### Data for processing

* * * * * * * * *

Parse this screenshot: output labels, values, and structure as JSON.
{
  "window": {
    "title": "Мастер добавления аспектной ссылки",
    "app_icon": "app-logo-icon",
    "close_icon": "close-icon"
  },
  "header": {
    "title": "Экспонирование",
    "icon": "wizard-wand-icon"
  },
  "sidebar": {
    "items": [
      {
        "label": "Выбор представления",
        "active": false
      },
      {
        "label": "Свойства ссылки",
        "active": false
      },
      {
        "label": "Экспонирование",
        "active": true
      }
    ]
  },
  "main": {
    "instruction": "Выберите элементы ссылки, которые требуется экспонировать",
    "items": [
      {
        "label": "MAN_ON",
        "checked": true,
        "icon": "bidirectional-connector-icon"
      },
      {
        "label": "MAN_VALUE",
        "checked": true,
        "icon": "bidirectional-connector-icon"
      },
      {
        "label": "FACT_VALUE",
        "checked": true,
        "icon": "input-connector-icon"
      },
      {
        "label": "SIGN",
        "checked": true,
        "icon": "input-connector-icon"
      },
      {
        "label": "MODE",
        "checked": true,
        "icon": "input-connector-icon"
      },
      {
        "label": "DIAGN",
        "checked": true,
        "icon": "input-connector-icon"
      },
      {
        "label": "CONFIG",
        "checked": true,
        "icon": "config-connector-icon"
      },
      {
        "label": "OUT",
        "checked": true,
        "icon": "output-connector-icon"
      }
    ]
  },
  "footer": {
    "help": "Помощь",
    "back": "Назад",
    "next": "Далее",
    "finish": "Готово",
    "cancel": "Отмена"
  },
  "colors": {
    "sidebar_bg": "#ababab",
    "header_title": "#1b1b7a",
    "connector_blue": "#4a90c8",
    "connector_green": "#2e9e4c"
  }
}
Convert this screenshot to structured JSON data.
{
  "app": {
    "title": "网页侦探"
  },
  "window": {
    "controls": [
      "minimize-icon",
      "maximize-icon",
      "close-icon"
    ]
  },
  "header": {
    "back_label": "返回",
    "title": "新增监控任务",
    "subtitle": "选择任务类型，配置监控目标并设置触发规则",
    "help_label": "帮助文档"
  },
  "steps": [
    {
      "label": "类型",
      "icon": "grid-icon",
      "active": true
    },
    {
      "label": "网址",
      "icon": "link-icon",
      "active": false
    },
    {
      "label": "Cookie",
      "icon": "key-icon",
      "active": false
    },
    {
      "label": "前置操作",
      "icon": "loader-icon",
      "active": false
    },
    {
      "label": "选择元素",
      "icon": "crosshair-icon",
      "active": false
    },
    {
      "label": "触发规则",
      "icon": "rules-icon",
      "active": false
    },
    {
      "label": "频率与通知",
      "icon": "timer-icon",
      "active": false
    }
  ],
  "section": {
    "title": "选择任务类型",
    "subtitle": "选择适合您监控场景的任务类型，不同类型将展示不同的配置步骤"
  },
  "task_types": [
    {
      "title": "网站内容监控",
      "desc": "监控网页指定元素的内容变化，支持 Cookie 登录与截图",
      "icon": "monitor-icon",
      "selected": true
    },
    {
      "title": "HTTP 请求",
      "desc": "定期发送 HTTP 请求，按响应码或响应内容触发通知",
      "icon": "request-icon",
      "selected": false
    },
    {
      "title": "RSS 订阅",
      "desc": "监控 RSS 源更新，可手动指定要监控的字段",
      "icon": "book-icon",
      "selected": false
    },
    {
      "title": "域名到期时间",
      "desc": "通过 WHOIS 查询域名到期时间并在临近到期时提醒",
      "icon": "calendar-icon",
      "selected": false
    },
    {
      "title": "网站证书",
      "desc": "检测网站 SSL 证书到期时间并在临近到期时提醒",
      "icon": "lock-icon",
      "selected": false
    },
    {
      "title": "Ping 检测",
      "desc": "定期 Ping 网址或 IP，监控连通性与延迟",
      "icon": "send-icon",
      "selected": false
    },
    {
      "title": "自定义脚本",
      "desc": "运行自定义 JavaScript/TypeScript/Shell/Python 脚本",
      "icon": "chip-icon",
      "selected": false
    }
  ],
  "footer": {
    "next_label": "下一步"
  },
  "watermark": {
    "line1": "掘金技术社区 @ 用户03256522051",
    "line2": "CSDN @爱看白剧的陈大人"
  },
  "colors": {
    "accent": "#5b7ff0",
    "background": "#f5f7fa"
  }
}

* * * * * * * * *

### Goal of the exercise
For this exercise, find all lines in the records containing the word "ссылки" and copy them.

### Answer space
    "title": "Мастер добавления аспектной ссылки",
        "label": "Свойства ссылки",
    "instruction": "Выберите элементы ссылки, которые требуется экспонировать",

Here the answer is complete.